Why not set up a newsreader for yourself?

Popular News Aggregators (Web-based & free):
My Yahoo
List of other Free Online News Readers

News Feed Finders:

Most online news aggregators include some type of news feed finder to help you locate popular RSS feeds, but you can also use these tools:
News Feed Finder
Feedstar FeedFinder
News is Free sources

KebberFegg (keyword-based RSS generator)

You've Got Blog

Did you know that ...
... the most frequently looked up word in Merriam-Webster's online dictionary in 2004 was "blog"
... over 15,000 new blogs are created on the web everyday equating to one new blog every 5.8 seconds ( Technorati )
... nearly 27% of the internet users read blogs on a regular basis and 7% of the US population (8 mil adults) have created a blog themselves. (Pew Study -2004)
... yet still 62% of the population has no idea what a blog is. :)
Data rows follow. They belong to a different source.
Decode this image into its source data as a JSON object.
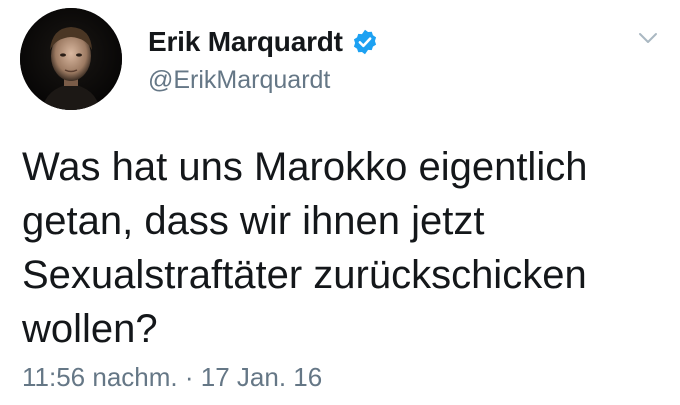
{
  "author": {
    "display_name": "Erik Marquardt",
    "handle": "@ErikMarquardt",
    "verified": true,
    "verified_color": "#1da1f2"
  },
  "tweet": {
    "text": "Was hat uns Marokko eigentlich\ngetan, dass wir ihnen jetzt\nSexualstraftäter zurückschicken\nwollen?",
    "time": "11:56 nachm.",
    "separator": "·",
    "date": "17 Jan. 16"
  },
  "icons": {
    "verified": "verified-badge-icon",
    "menu": "chevron-down-icon"
  },
  "colors": {
    "text": "#14171a",
    "secondary": "#657786",
    "accent": "#1da1f2"
  }
}
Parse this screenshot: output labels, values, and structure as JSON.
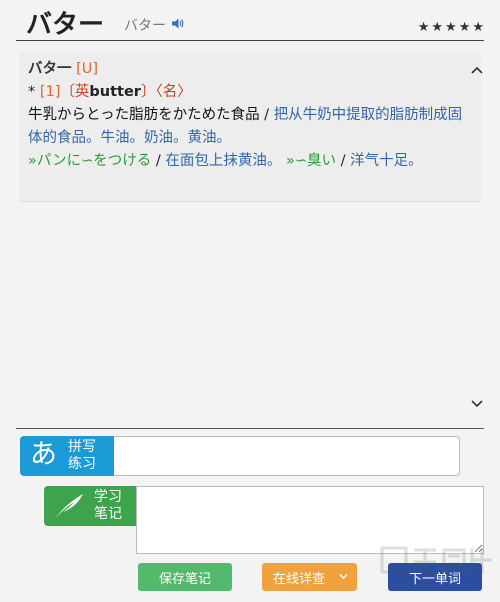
{
  "header": {
    "word": "バター",
    "reading": "バター",
    "stars": [
      "★",
      "★",
      "★",
      "★",
      "★"
    ]
  },
  "entry": {
    "headword": "バタ一",
    "tag": "[U]",
    "bullet": "*",
    "sense_num": "[1]",
    "origin_open": "〔英",
    "origin_en": "butter",
    "origin_close": "〕",
    "pos": "〈名〉",
    "jp_def": "牛乳からとった脂肪をかためた食品",
    "sep1": " / ",
    "cn_def": "把从牛奶中提取的脂肪制成固体的食品。牛油。奶油。黄油。",
    "ex1_jp": "»パンに∽をつける",
    "sep2": " / ",
    "ex1_cn": "在面包上抹黄油。",
    "ex2_jp": "»∽臭い",
    "sep3": " / ",
    "ex2_cn": "洋气十足。"
  },
  "spelling": {
    "glyph": "あ",
    "label_line1": "拼写",
    "label_line2": "练习",
    "value": ""
  },
  "notes": {
    "label_line1": "学习",
    "label_line2": "笔记",
    "value": ""
  },
  "buttons": {
    "save": "保存笔记",
    "online": "在线详查",
    "next": "下一单词"
  },
  "colors": {
    "spell_badge": "#1c9ad6",
    "notes_badge": "#3fa34d",
    "save": "#52b96d",
    "online": "#f0a23e",
    "next": "#2c4ea0"
  }
}
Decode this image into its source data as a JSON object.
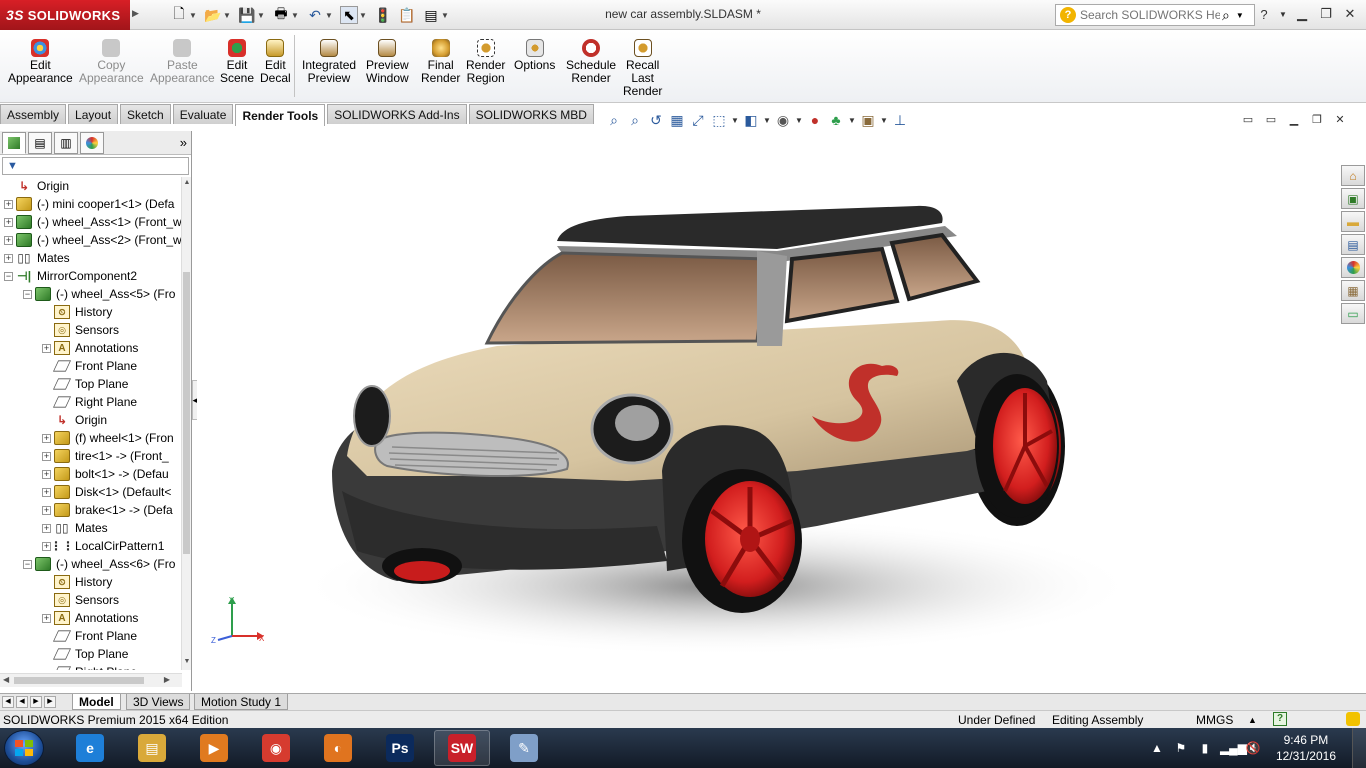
{
  "app": {
    "logo_text": "SOLIDWORKS",
    "logo_mark": "3S",
    "doc_title": "new car assembly.SLDASM *"
  },
  "quick_access": [
    {
      "name": "new-document",
      "glyph": "🗋"
    },
    {
      "name": "open",
      "glyph": "📂"
    },
    {
      "name": "save",
      "glyph": "💾"
    },
    {
      "name": "print",
      "glyph": "🖶"
    },
    {
      "name": "undo",
      "glyph": "↶"
    },
    {
      "name": "select",
      "glyph": "⬉"
    },
    {
      "name": "rebuild",
      "glyph": "🚦"
    },
    {
      "name": "file-properties",
      "glyph": "📋"
    },
    {
      "name": "options",
      "glyph": "▤"
    }
  ],
  "help_search": {
    "placeholder": "Search SOLIDWORKS Help"
  },
  "ribbon": {
    "buttons": [
      {
        "id": "edit-appearance",
        "lines": [
          "Edit",
          "Appearance"
        ],
        "enabled": true,
        "color": "#3b8fe0"
      },
      {
        "id": "copy-appearance",
        "lines": [
          "Copy",
          "Appearance"
        ],
        "enabled": false,
        "color": "#b0b0b0"
      },
      {
        "id": "paste-appearance",
        "lines": [
          "Paste",
          "Appearance"
        ],
        "enabled": false,
        "color": "#b0b0b0"
      },
      {
        "id": "edit-scene",
        "lines": [
          "Edit",
          "Scene"
        ],
        "enabled": true,
        "color": "#2e9e4c"
      },
      {
        "id": "edit-decal",
        "lines": [
          "Edit",
          "Decal"
        ],
        "enabled": true,
        "color": "#c79a2a"
      },
      {
        "id": "integrated-preview",
        "lines": [
          "Integrated",
          "Preview"
        ],
        "enabled": true,
        "color": "#8a6b3b"
      },
      {
        "id": "preview-window",
        "lines": [
          "Preview",
          "Window"
        ],
        "enabled": true,
        "color": "#8a6b3b"
      },
      {
        "id": "final-render",
        "lines": [
          "Final",
          "Render"
        ],
        "enabled": true,
        "color": "#d39b2e"
      },
      {
        "id": "render-region",
        "lines": [
          "Render",
          "Region"
        ],
        "enabled": true,
        "color": "#9b7a3a"
      },
      {
        "id": "options",
        "lines": [
          "Options"
        ],
        "enabled": true,
        "color": "#7d7d7d"
      },
      {
        "id": "schedule-render",
        "lines": [
          "Schedule",
          "Render"
        ],
        "enabled": true,
        "color": "#c0302a"
      },
      {
        "id": "recall-last-render",
        "lines": [
          "Recall",
          "Last",
          "Render"
        ],
        "enabled": true,
        "color": "#8a6b3b"
      }
    ]
  },
  "tabs": [
    {
      "label": "Assembly",
      "active": false
    },
    {
      "label": "Layout",
      "active": false
    },
    {
      "label": "Sketch",
      "active": false
    },
    {
      "label": "Evaluate",
      "active": false
    },
    {
      "label": "Render Tools",
      "active": true
    },
    {
      "label": "SOLIDWORKS Add-Ins",
      "active": false
    },
    {
      "label": "SOLIDWORKS MBD",
      "active": false
    }
  ],
  "hud": [
    {
      "name": "zoom-to-fit",
      "glyph": "🔍"
    },
    {
      "name": "zoom-to-area",
      "glyph": "🔎"
    },
    {
      "name": "previous-view",
      "glyph": "↺"
    },
    {
      "name": "section-view",
      "glyph": "▦"
    },
    {
      "name": "dynamic-annotation",
      "glyph": "⤢"
    },
    {
      "name": "view-orientation",
      "glyph": "⬚"
    },
    {
      "name": "display-style",
      "glyph": "◧"
    },
    {
      "name": "hide-show-items",
      "glyph": "◉"
    },
    {
      "name": "edit-appearance",
      "glyph": "●"
    },
    {
      "name": "apply-scene",
      "glyph": "♣"
    },
    {
      "name": "view-settings",
      "glyph": "▣"
    },
    {
      "name": "rotate",
      "glyph": "⊥"
    }
  ],
  "feature_tree": {
    "filter_label": "▼",
    "nodes": [
      {
        "label": "Origin",
        "icon": "origin",
        "indent": 0,
        "expander": ""
      },
      {
        "label": "(-) mini cooper1<1> (Defa",
        "icon": "part",
        "indent": 0,
        "expander": "+"
      },
      {
        "label": "(-) wheel_Ass<1> (Front_w",
        "icon": "asm",
        "indent": 0,
        "expander": "+"
      },
      {
        "label": "(-) wheel_Ass<2> (Front_w",
        "icon": "asm",
        "indent": 0,
        "expander": "+"
      },
      {
        "label": "Mates",
        "icon": "mates",
        "indent": 0,
        "expander": "+"
      },
      {
        "label": "MirrorComponent2",
        "icon": "mirror",
        "indent": 0,
        "expander": "−"
      },
      {
        "label": "(-) wheel_Ass<5> (Fro",
        "icon": "asm",
        "indent": 1,
        "expander": "−"
      },
      {
        "label": "History",
        "icon": "hist",
        "indent": 2,
        "expander": ""
      },
      {
        "label": "Sensors",
        "icon": "sens",
        "indent": 2,
        "expander": ""
      },
      {
        "label": "Annotations",
        "icon": "anno",
        "indent": 2,
        "expander": "+"
      },
      {
        "label": "Front Plane",
        "icon": "plane",
        "indent": 2,
        "expander": ""
      },
      {
        "label": "Top Plane",
        "icon": "plane",
        "indent": 2,
        "expander": ""
      },
      {
        "label": "Right Plane",
        "icon": "plane",
        "indent": 2,
        "expander": ""
      },
      {
        "label": "Origin",
        "icon": "origin",
        "indent": 2,
        "expander": ""
      },
      {
        "label": "(f) wheel<1> (Fron",
        "icon": "part",
        "indent": 2,
        "expander": "+"
      },
      {
        "label": "tire<1> -> (Front_",
        "icon": "part",
        "indent": 2,
        "expander": "+"
      },
      {
        "label": "bolt<1> -> (Defau",
        "icon": "part",
        "indent": 2,
        "expander": "+"
      },
      {
        "label": "Disk<1> (Default<",
        "icon": "part",
        "indent": 2,
        "expander": "+"
      },
      {
        "label": "brake<1> -> (Defa",
        "icon": "part",
        "indent": 2,
        "expander": "+"
      },
      {
        "label": "Mates",
        "icon": "mates",
        "indent": 2,
        "expander": "+"
      },
      {
        "label": "LocalCirPattern1",
        "icon": "pattern",
        "indent": 2,
        "expander": "+"
      },
      {
        "label": "(-) wheel_Ass<6> (Fro",
        "icon": "asm",
        "indent": 1,
        "expander": "−"
      },
      {
        "label": "History",
        "icon": "hist",
        "indent": 2,
        "expander": ""
      },
      {
        "label": "Sensors",
        "icon": "sens",
        "indent": 2,
        "expander": ""
      },
      {
        "label": "Annotations",
        "icon": "anno",
        "indent": 2,
        "expander": "+"
      },
      {
        "label": "Front Plane",
        "icon": "plane",
        "indent": 2,
        "expander": ""
      },
      {
        "label": "Top Plane",
        "icon": "plane",
        "indent": 2,
        "expander": ""
      },
      {
        "label": "Right Plane",
        "icon": "plane",
        "indent": 2,
        "expander": ""
      }
    ]
  },
  "triad": {
    "x": "X",
    "y": "Y",
    "z": "Z"
  },
  "bottom_tabs": [
    {
      "label": "Model",
      "active": true
    },
    {
      "label": "3D Views",
      "active": false
    },
    {
      "label": "Motion Study 1",
      "active": false
    }
  ],
  "status": {
    "edition": "SOLIDWORKS Premium 2015 x64 Edition",
    "state": "Under Defined",
    "mode": "Editing Assembly",
    "units": "MMGS",
    "units_arrow": "▲",
    "help": "?"
  },
  "taskbar": {
    "apps": [
      {
        "name": "internet-explorer",
        "label": "e",
        "color": "#1e7fd8"
      },
      {
        "name": "file-explorer",
        "label": "▤",
        "color": "#d9a93a"
      },
      {
        "name": "media-player",
        "label": "▶",
        "color": "#e07a1f"
      },
      {
        "name": "chrome",
        "label": "◉",
        "color": "#d63b2f"
      },
      {
        "name": "firefox",
        "label": "◐",
        "color": "#e0741f"
      },
      {
        "name": "photoshop",
        "label": "Ps",
        "color": "#0b2a5c"
      },
      {
        "name": "solidworks",
        "label": "SW",
        "color": "#c8202a"
      },
      {
        "name": "paint",
        "label": "✎",
        "color": "#7f9fc8"
      }
    ],
    "time": "9:46 PM",
    "date": "12/31/2016"
  },
  "colors": {
    "car_body": "#d8c9a8",
    "car_roof": "#2a2a2a",
    "wheel": "#d21e1e",
    "accent": "#c0302a"
  }
}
Short for web log, the term blog was actually born back in the 90s but the term became part of main stream culture in 1999 with the birth of online blogging tool pioneers, Blogger and Moveable Type.

If you're reading this site already to get information about blogs, then you're already half way there to understanding the power behind these tools. To begin exploring and finding our more blogs, just follow the links below...

What is a Blog?
Wikipedia: Blog
Blogging Basics: Technorati Help
The Weblog Project: A collection of user created videos that explain what a blog is from different individual perspectives.
Blogging 101: An Introduction to reading & writing a weblog.

Free Popular Blogging Sites:
TypePad (30 day trial is free)
Live Journal

Searching Blogs:

Google Blog Search
Blog Search Engine

Additional Resources:
Blogging 101: Ten Tips to Set you Ahead of the Pack
List of Blogging terms
Most Popular Blogs: Technorati

So go on... find your voice and try blogging for yourself. :)


It feels like Christmas again ...

After discovering and playing around with this site over the weekend, I just have to share it with you - NetVibes.

I am truly loving this site not only for its ease of use and ability to pull in news feeds, but I love the all the extra apps such as Flickr feeds, To do List, Post-it Notes, Bookmark tags, etc. You can even pull in Writely documents. (See post on Writely at CC blog) The drag and drop feature totally seals the deal for me. NetVibes is my official favorite find for 2005 (You'll have to wait 363 more days for my 2006 find :))

Click on the image to see a screen capture of the page I created. :)

Try it yourself...